Patients with elevated D-dimer (above 0.5 mcg/ml) had higher absolute risk for 30-day mortality or ICU admission compared to those with normal D-dimer (31.8% (95% CI 26.7%-36.8%) vs. 17.5% (95% CI 10.9%-24.1%)).

Patients with elevated cardiac troponin had a significantly higher risk for 30-day mortality and ICU admission compared to those with normal cardiac troponin, with higher risk for those who’s level above 2 times the upper limit of normal (>2 ULN, 57.3%(95% CI43.3%-71.3%), above ULN but <2 ULN, 27.7%(95% CI 16.5%-38.9%), and 9.4%(95% CI(4.2%-14.5%) for those with normal troponin level). Furthermore, those with Procalcitonin level above 0.5 mg/L had an absolute risk of 52.1% (95% CI 41.5%-62.6%) for 30-day mortality or ICU admission compared to 28% (95% CI: 21.1%-34.9%) among those with normal Procalcitonin.

While elevated urea and Alanine aminotransferase (ALT) levels were associated with a trend toward greater absolute risk of either ICU admission or death, the risk difference between those with elevated and normal levels of each did not reach statistical significance. Elevated ferritin was associated with a higher risk for having the composite outcome until 300μg/L, after which the trend declines (an inverted U-shaped association), although this difference did not reach statistical significance.

Study Strengths

The study used a large, nationwide cohort of adults with laboratory-confirmed SARS-CoV-2 infection who were admitted to a hospital in Denmark. The data included in the study were identified using 4 large Danish databases that are well ascertained, which would minimize the risk for misclassification bias.

Limitations
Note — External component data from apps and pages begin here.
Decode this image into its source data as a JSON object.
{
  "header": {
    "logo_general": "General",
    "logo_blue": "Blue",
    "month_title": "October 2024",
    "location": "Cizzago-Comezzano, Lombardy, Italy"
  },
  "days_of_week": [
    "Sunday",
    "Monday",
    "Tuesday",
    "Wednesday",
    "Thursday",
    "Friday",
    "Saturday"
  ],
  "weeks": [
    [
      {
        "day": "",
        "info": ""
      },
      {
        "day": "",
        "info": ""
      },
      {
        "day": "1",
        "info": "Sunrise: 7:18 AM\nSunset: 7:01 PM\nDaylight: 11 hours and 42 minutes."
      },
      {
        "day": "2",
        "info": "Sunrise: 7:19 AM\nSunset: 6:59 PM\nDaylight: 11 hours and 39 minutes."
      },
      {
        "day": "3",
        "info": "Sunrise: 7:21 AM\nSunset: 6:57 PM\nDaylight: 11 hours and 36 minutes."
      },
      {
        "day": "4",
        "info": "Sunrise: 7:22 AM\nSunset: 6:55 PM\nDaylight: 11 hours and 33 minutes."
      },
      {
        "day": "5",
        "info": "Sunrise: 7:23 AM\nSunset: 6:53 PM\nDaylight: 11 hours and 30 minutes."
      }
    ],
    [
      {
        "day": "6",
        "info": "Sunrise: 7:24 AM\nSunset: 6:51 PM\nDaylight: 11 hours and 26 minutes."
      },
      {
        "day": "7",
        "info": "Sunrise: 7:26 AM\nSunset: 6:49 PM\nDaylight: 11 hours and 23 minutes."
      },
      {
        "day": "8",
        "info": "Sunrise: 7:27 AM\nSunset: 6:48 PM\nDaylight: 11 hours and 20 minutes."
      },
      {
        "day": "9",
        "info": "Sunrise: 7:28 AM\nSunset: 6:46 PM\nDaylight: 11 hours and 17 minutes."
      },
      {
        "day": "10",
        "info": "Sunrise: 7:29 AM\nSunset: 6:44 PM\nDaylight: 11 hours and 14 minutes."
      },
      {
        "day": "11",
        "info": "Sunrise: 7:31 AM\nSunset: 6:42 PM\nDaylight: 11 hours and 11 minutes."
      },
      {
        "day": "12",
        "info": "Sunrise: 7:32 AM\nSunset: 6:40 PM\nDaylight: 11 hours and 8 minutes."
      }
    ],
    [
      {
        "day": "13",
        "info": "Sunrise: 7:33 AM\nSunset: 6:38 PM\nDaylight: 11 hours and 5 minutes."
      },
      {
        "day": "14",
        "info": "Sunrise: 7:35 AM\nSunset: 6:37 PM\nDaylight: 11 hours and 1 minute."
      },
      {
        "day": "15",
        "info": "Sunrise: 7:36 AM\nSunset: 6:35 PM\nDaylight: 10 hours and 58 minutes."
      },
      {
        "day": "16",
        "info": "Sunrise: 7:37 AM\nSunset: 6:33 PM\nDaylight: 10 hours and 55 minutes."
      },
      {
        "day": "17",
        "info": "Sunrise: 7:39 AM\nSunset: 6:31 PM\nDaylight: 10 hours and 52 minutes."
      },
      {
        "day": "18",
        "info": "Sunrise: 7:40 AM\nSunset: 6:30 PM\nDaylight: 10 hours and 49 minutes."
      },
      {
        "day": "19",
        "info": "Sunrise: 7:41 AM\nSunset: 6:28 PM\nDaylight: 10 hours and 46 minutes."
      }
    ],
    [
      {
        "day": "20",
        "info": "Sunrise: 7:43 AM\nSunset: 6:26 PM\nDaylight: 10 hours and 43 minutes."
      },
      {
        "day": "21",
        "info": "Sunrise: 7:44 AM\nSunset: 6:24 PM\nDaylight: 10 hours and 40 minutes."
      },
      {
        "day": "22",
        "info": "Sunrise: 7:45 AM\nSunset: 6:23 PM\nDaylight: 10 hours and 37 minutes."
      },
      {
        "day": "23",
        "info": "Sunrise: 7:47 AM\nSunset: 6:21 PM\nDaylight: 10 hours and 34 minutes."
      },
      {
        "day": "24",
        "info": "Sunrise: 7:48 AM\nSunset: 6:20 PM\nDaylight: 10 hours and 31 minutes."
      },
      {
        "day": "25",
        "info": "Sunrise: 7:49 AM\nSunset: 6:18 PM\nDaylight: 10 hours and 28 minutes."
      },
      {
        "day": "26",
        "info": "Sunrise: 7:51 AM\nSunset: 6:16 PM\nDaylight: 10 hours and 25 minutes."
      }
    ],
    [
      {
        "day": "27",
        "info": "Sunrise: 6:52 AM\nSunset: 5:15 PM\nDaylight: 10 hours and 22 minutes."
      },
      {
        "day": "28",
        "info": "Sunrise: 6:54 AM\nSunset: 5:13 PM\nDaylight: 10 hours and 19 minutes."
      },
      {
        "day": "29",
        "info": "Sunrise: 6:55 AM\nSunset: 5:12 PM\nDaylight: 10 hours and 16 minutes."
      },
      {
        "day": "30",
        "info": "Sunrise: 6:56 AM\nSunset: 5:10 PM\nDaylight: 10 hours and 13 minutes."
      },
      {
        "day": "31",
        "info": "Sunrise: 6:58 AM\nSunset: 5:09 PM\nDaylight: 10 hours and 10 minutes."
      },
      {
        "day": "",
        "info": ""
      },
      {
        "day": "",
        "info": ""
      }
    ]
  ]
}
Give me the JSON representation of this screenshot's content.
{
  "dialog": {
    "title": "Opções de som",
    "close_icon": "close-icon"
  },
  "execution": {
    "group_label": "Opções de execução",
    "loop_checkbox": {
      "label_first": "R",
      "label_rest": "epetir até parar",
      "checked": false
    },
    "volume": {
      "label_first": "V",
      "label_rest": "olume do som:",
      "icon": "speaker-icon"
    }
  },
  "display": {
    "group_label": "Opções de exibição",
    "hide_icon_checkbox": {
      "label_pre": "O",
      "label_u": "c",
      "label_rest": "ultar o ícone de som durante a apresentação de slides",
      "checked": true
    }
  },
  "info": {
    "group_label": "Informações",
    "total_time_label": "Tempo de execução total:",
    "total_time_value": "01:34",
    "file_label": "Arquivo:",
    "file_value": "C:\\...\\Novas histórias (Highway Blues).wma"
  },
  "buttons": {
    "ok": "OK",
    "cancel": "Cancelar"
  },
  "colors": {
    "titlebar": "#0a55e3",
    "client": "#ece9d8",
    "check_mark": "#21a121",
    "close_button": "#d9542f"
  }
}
Only about 250 (19%) of the total included participants in the study had laboratory biomarkers for ferritin, D-dimer, troponin and Procalcitonin. Therefore, the study outcomes pertaining to these variables might have been biased if the rest of the cohort had significantly different values from the measured ones. Also, the data lacks important clinical variables pertaining to hospital admission such as hypertension, diabetes, BMI, and smoking history. Moreover, the biomarkers were measured within 24 hours of the patient’s admission to the hospitals, without including information that relates to the time of symptom onset. It is plausible that different levels of study biomarkers among the cohort could be partially attributed to the differences in time from symptoms onset to medical seeking. Results were only age- and sex-adjusted, which limits the independent casual inference between each biomarker and the composite outcome. The study population consisted of those who were admitted to the hospital; therefore, results may not be applicable to those with less severe clinical disease and those in outpatient settings.

Value added

The study adds critical knowledge to the literature regarding the relationship between different levels of clinical biomarkers and the risk of ICU admission or death within 30 days of seeking medical attention.

This review was posted on: 27 January 2021